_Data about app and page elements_

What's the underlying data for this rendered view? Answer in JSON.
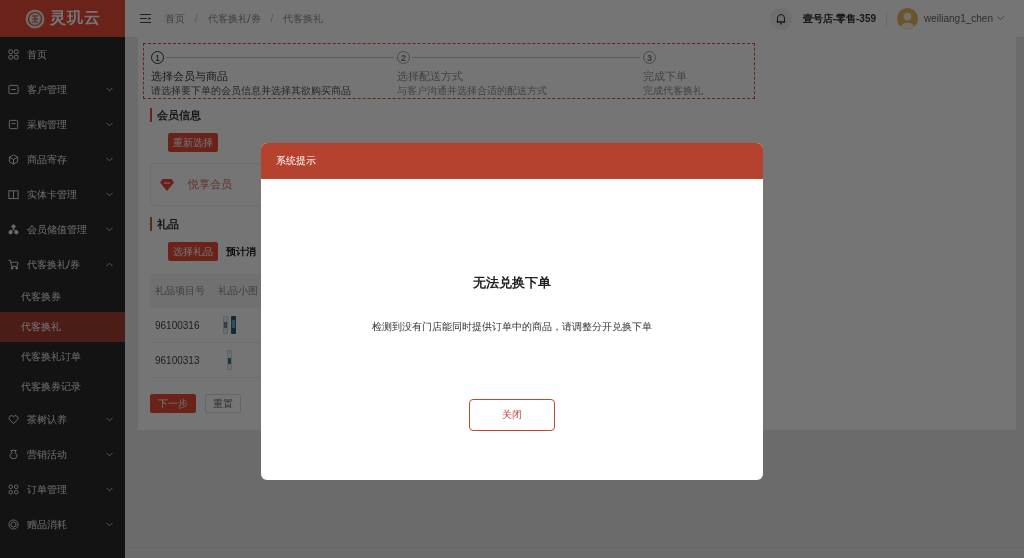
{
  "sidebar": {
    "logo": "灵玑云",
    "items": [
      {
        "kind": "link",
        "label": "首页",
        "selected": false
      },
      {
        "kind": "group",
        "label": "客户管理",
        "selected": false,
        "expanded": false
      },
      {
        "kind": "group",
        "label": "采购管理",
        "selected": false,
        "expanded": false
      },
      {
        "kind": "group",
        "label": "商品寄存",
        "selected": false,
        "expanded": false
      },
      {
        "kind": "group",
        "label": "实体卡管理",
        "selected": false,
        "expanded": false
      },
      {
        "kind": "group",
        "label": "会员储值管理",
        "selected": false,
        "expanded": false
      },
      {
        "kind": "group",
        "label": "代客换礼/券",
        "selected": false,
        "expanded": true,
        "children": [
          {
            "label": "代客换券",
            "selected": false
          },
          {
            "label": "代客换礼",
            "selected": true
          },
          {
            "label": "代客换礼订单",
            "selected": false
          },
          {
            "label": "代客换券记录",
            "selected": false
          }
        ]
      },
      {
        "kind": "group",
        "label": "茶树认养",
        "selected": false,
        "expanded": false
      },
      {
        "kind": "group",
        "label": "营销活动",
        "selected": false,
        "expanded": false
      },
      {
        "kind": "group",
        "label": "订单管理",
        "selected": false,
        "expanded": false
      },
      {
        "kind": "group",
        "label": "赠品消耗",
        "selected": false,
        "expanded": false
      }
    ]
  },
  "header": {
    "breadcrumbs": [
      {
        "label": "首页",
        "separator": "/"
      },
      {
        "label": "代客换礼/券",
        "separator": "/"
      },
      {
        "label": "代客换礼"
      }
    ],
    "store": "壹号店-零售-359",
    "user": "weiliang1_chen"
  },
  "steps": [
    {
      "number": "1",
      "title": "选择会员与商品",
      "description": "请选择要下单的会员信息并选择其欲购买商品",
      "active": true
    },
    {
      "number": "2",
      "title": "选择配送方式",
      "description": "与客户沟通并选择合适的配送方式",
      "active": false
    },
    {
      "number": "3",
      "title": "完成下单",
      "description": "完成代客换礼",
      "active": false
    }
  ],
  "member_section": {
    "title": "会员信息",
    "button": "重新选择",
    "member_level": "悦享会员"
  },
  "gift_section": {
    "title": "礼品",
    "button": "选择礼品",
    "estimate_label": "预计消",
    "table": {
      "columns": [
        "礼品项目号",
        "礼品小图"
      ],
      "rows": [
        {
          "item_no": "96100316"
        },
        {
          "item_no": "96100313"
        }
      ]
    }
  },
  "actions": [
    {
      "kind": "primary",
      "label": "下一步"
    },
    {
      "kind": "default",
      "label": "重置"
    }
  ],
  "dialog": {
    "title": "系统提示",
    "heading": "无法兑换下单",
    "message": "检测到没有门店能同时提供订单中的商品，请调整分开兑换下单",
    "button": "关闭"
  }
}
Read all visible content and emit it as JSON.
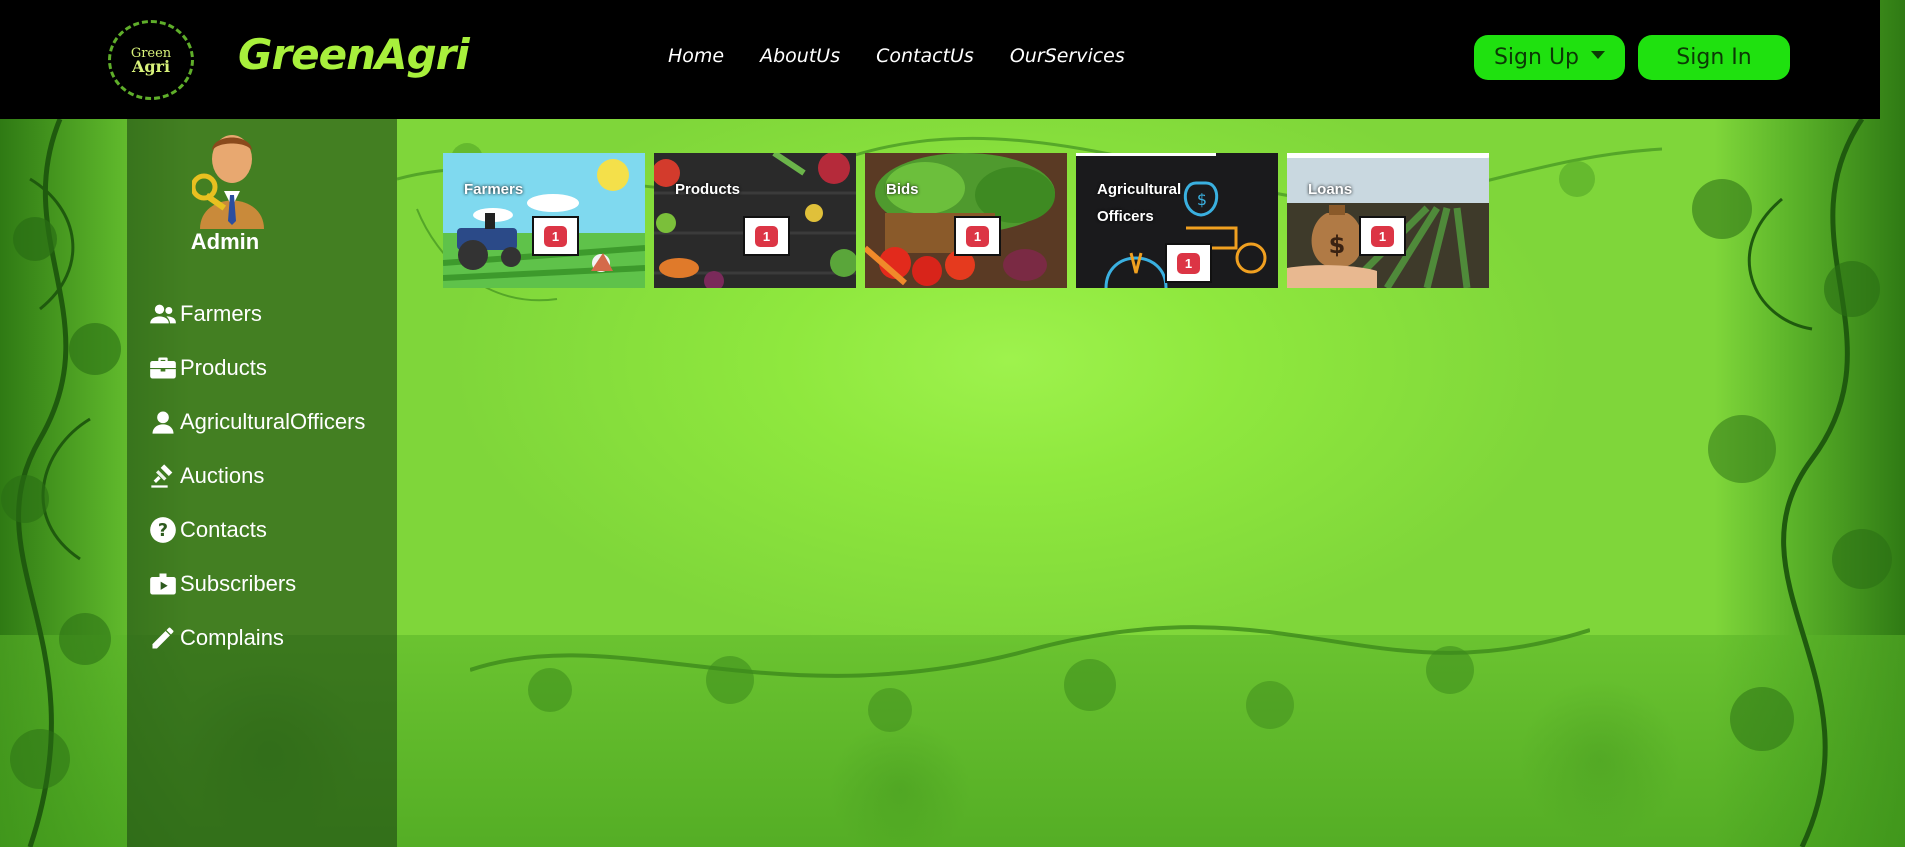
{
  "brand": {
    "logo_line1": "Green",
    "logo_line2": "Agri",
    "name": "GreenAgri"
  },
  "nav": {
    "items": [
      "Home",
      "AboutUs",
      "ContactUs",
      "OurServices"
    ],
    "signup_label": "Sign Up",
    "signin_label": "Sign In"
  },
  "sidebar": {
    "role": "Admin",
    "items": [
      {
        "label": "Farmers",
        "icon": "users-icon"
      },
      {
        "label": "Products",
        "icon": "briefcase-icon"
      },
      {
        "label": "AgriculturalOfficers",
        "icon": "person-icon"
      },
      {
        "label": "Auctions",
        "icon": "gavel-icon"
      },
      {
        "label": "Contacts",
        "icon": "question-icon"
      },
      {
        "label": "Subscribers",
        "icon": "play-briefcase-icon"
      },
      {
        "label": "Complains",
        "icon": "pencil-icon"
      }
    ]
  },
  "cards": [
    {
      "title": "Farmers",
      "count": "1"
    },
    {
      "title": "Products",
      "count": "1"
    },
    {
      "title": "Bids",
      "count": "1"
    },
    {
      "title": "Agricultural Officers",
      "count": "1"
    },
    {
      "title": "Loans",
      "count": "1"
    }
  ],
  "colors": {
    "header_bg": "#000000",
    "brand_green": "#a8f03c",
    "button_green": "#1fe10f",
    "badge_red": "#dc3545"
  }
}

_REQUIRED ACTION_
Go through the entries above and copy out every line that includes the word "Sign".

_RESPONSE AREA_
    "signup_label": "Sign Up",
    "signin_label": "Sign In"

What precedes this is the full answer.